FRONT PORCH MAKEOVER
The original front entry of this home was in serious need of a makeover, and the finished product is a MUCH more welcoming front porch area! We partnered with Lowes, Target, Home Depot, Amazon and Faux Stone Sheets to complete this project.
The goals for this project were:
- Frame the porch area with cedar/stone posts
- Add a flag pole bracket and flag
- Move the water spigot
- Add decking over the concrete pad area
- Repaint the front door and trim
- With leftover materials, create a house number sign
Let’s begin with the before photos. This entry area was tired!! The main problem was the concrete pad. Aside from it being tired and drab, there was an exterior water spigot located right next to the front door. When the spigot was used, which was pretty frequently during the spring and summer months, it caused water to collect in the area and created a situation where the concrete was constantly stained due to the water just sitting there. Add to that issue, the area was in constant shade, so the sun didn’t assist in drying up the water and preventing green algae from growing. The spigot absolutely had to be moved, not only for aesthetic reasons, but for safety reasons as well. The algae was a slipping hazard.
We started with the post and the stonework under the window.
After removing the siding, we installed the cedar post. We used a 2x8x12 piece of rough cedar from Lowe’s for the post column. We ran the board through our table saw at a 45 degree angle on one edge and kept the other edge the original factory cut. We took the two 45 degree angle sides and butted them up against each other to form an L shape. Then we attached this L shaped post to the outside edge of the house. You can see in the photo below, the column attached and the siding removed.
The next step was installing the stone work under the window. In order to prep for this step, we needed to install plywood under the window in place of the builder installed styrofoam product (which you can see in the photo above). You need to have a solid surface to screw the faux stone product to.
We used Urestone Light, a product you can get from Faux Stone Sheets. We LOVE this product! It has to be one of our most FAVORITE products we’ve ever used for home improvement! It has the look of real stone, cuts with a saw, and installs with screws. It’s paintable, durable, affordable and absolutely gorgeous. And they have TONS of options, including faux brick, stone, and even wooden textures.
Before installing the faux stone sheets, we installed house wrap, and then installed a wooden “ledge” that would serve as the “cap” for the stonework. We decided to use pine pressure treated deck boards for this step, since we didn’t like the cap options available at Faux Stone Sheets. We ripped the boards down to about 3 inches wide, so it would just overhang the stonework by about an inch. Once installation was over, we used our Dremel with a sanding bit to rough up the wood and give it a stone like appearance. We then painted it to match the stonework.
In this next photo, you can see the stone going up! We wanted the bottom of the post to come out further than the stone on the house, so we used a 1×8 pressure treated board trimmed to fit installed below the post to give it some depth and raise it out further than the rest of the stonework.
Once the stonework was done, we stood back and admired our progress!
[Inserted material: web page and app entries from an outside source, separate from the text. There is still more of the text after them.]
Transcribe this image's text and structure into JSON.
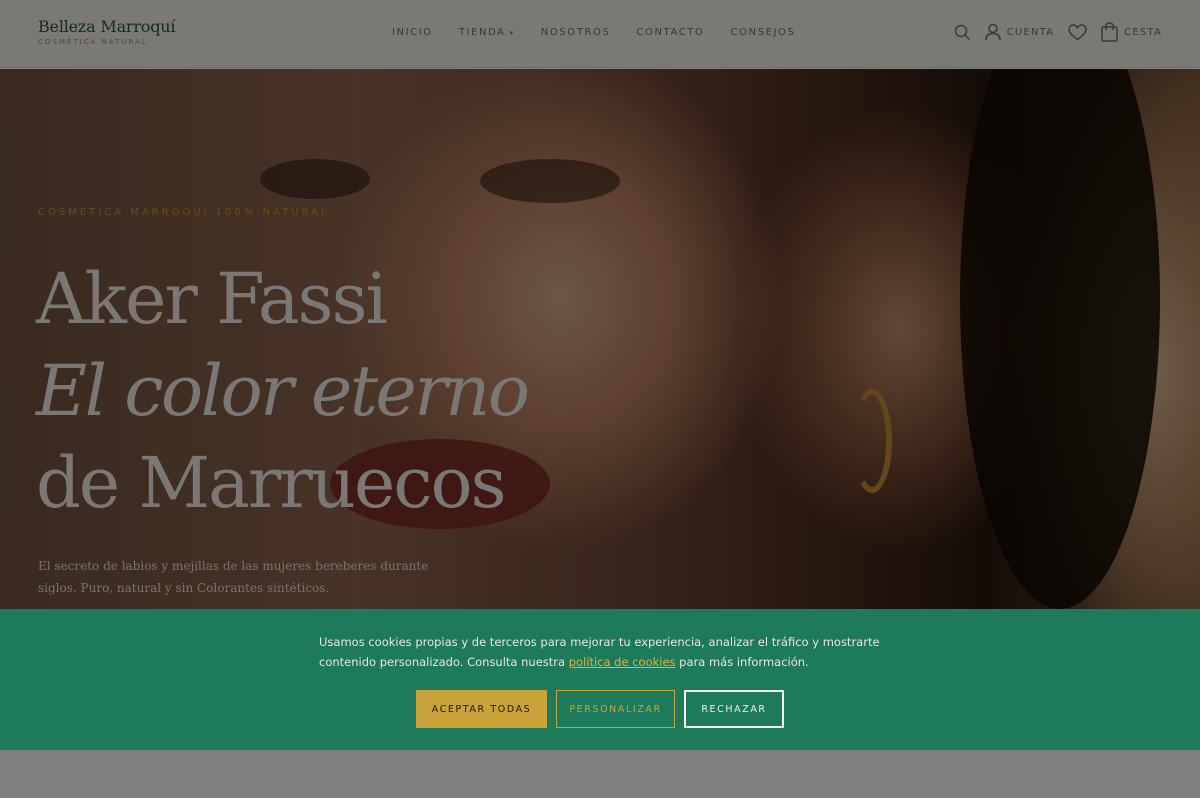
{
  "header": {
    "logo_name": "Belleza Marroquí",
    "logo_tagline": "COSMÉTICA NATURAL",
    "nav": [
      {
        "label": "INICIO"
      },
      {
        "label": "TIENDA"
      },
      {
        "label": "NOSOTROS"
      },
      {
        "label": "CONTACTO"
      },
      {
        "label": "CONSEJOS"
      }
    ],
    "account_label": "CUENTA",
    "cart_label": "CESTA"
  },
  "hero": {
    "kicker": "COSMÉTICA MARROQUÍ 100% NATURAL",
    "title_line1": "Aker Fassi",
    "title_line2": "El color eterno",
    "title_line3": "de Marruecos",
    "subtitle": "El secreto de labios y mejillas de las mujeres bereberes durante siglos. Puro, natural y sin Colorantes sintéticos."
  },
  "cookie": {
    "text_before": "Usamos cookies propias y de terceros para mejorar tu experiencia, analizar el tráfico y mostrarte contenido personalizado. Consulta nuestra ",
    "link_text": "política de cookies",
    "text_after": " para más información.",
    "accept_label": "ACEPTAR TODAS",
    "customize_label": "PERSONALIZAR",
    "reject_label": "RECHAZAR"
  },
  "colors": {
    "banner_green": "#1d7a5a",
    "gold_accent": "#c9a33a",
    "brand_green": "#1f5a45"
  }
}
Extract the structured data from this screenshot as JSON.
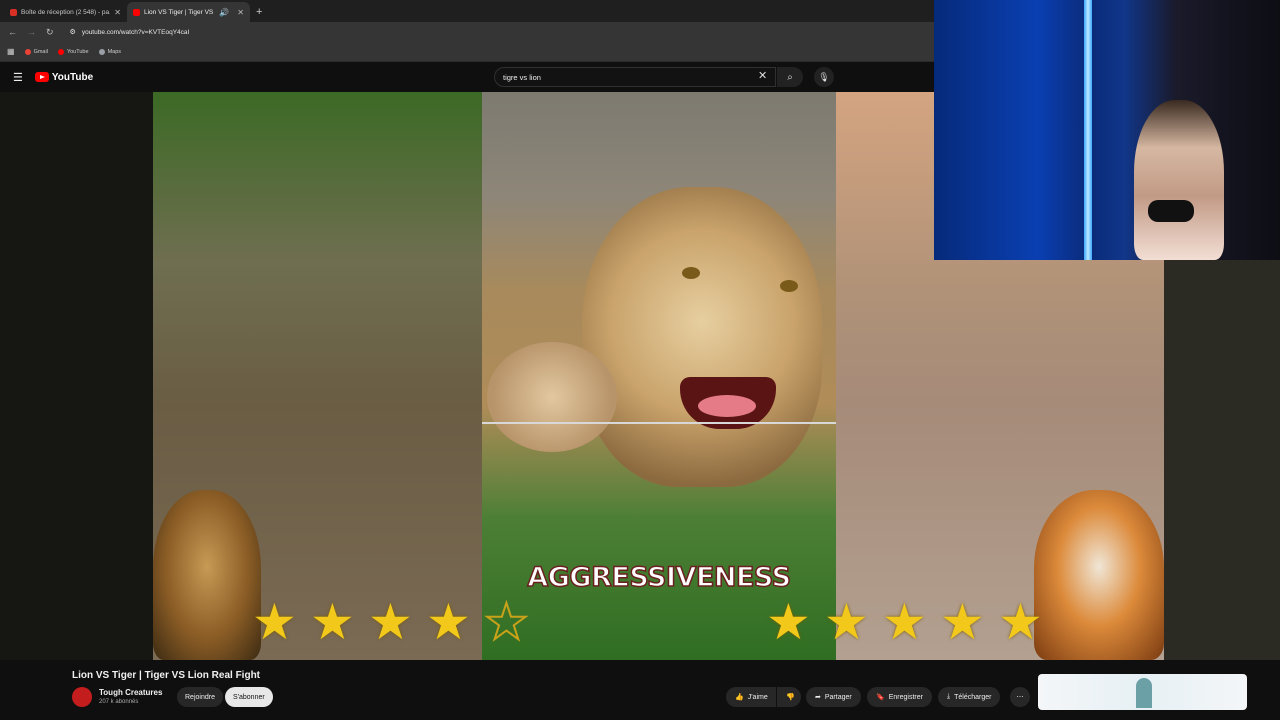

What a huge difference so far!
MOVING THE SPIGOT
The next goal was to move the spigot! The spigot was moved down the wall toward the yard, where it would be closer to where it’s used the most. Once the spigot was relocated, we were able to pick back up with our carpentry projects! Where the new spigot came out, we added support wood behind the spigot. We didn’t want the spigot to just “come out of the siding” here. In our opinion, when you don’t take this extra step, vinyl siding tends to look sloppy in situations like this. The end result is a nicely trimmed area where the spigot comes out.
Now for the decking! We first framed and leveled the decking area with ground contact pressure treated 2x4s. The concrete was installed with a slope for water drain off, so it wasn’t a level area. We used shims to level everything up before the next step.
After the framing was built, it was time to add the TREX decking. With a TREX install, you can choose to use special brackets to hide the screws, which is a great product, however, we decided to go with small finishing screws for this installation.
With the porch decking installed, it’s already looking so much better, especially with that concrete pad covered up! The next step was to add in the post on the other side.
So, off the siding went again, and we prepped for the cedar post and stonework installation. We needed to install plywood in the area to give strength and a solid surface to attach the post and stone to. Then we repeated the process that we did on the other side. Since this stonework was going to come out farther than the other side, we installed 2 4x4s on the bottom where the stone would attach to. Unfortunately, we didn’t get a picture of this step.
The post was finished, and the door was given a fresh coat of paint! A few more added touches completed the porch makeover – the threshold of the door was given a coat of spray paint to change it from silver to black, a new LED porch light was installed, the flag pole bracket and flag were installed, and a super cute “hello” door mat from Target was added as a final touch.
With the leftover TREX decking, we created a house number sign, which we installed in the landscaping area near the front door. We framed it out with 1/3 cedar boards stained to match the door posts. (Please note, the sign numbers have been photoshopped to protect the privacy of the homeowner. These are not the real numbers). The sign is illuminated at night by a solar powered LED spotlight that was purchased at Home Depot.